PHP4 comes with a bunch of new functions designed to allow FTPconnections over the Web. This article explores the new FTP functions,together with an example of how they can be used to build a browser-basedFTP client.
Once logged in to an FTP server, PHP offers a number of functions that can provide system-specific information, together with file and directory information.
First, the ftp_pwd() function comes in very useful if you need to find out where you're currently located in the directory tree.
// get current location
$here = ftp_pwd($conn);
In case you need to know the operating system that the FTP
server is currently running, ftp_systype() will be able to give you this information.
// get system type
$server_os = ftp_systype($conn);
In case you need to switch passive (PASV) mode on or off, PHP
has the ftp_pasv() function, which acts as a toggle switch, turning PASV mode on and off.
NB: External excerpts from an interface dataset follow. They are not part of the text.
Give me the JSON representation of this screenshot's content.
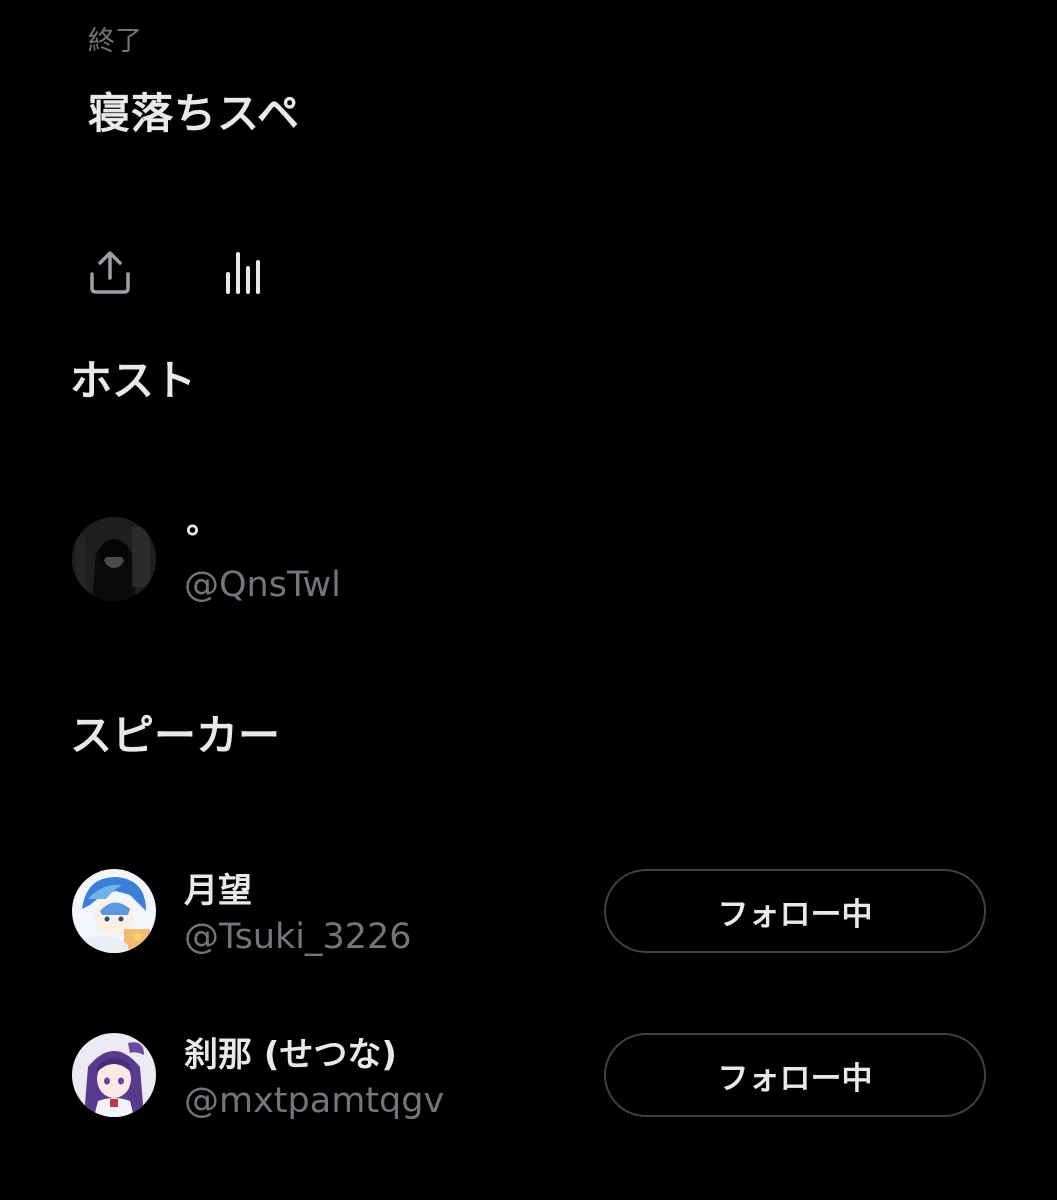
{
  "space": {
    "status": "終了",
    "title": "寝落ちスペ"
  },
  "actions": {
    "share_icon": "share-icon",
    "analytics_icon": "analytics-icon"
  },
  "sections": {
    "host_heading": "ホスト",
    "speakers_heading": "スピーカー"
  },
  "host": {
    "name": "°",
    "handle": "@QnsTwl"
  },
  "speakers": [
    {
      "name": "月望",
      "handle": "@Tsuki_3226",
      "follow_label": "フォロー中"
    },
    {
      "name": "刹那 (せつな)",
      "handle": "@mxtpamtqgv",
      "follow_label": "フォロー中"
    }
  ],
  "colors": {
    "background": "#000000",
    "primary_text": "#e7e9ea",
    "secondary_text": "#71767b",
    "button_border": "#3e4144"
  }
}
In case you don't know what passive mode...don't worry about it!
// turn PASV on
How about a file listing? Well, PHP offers two types of
listings - a compact listing containing only file and directory names, and a long listing containing detailed information on file sizes, permissions and timestamps.
The first listing is provided by the ftp_nlist() function, while the second comes via ftp_rawlist(). Both functions require a directory name to be passed as a parameter, and both return the listing as an array. Each element of this array corresponds to one line of text from the listing.
And in case you're curious about file sizes, there's a very
handy ftp_size() function which returns the size of the specified file in bytes. An important point to be noted here is that this function returns a value of -1 on error - a fact which comes in handy if you're trying to distinguish between files and directories, since this function, when invoked on a directory, typically returns a value of -1. You'll see this technique being used extensively in the example coming up later.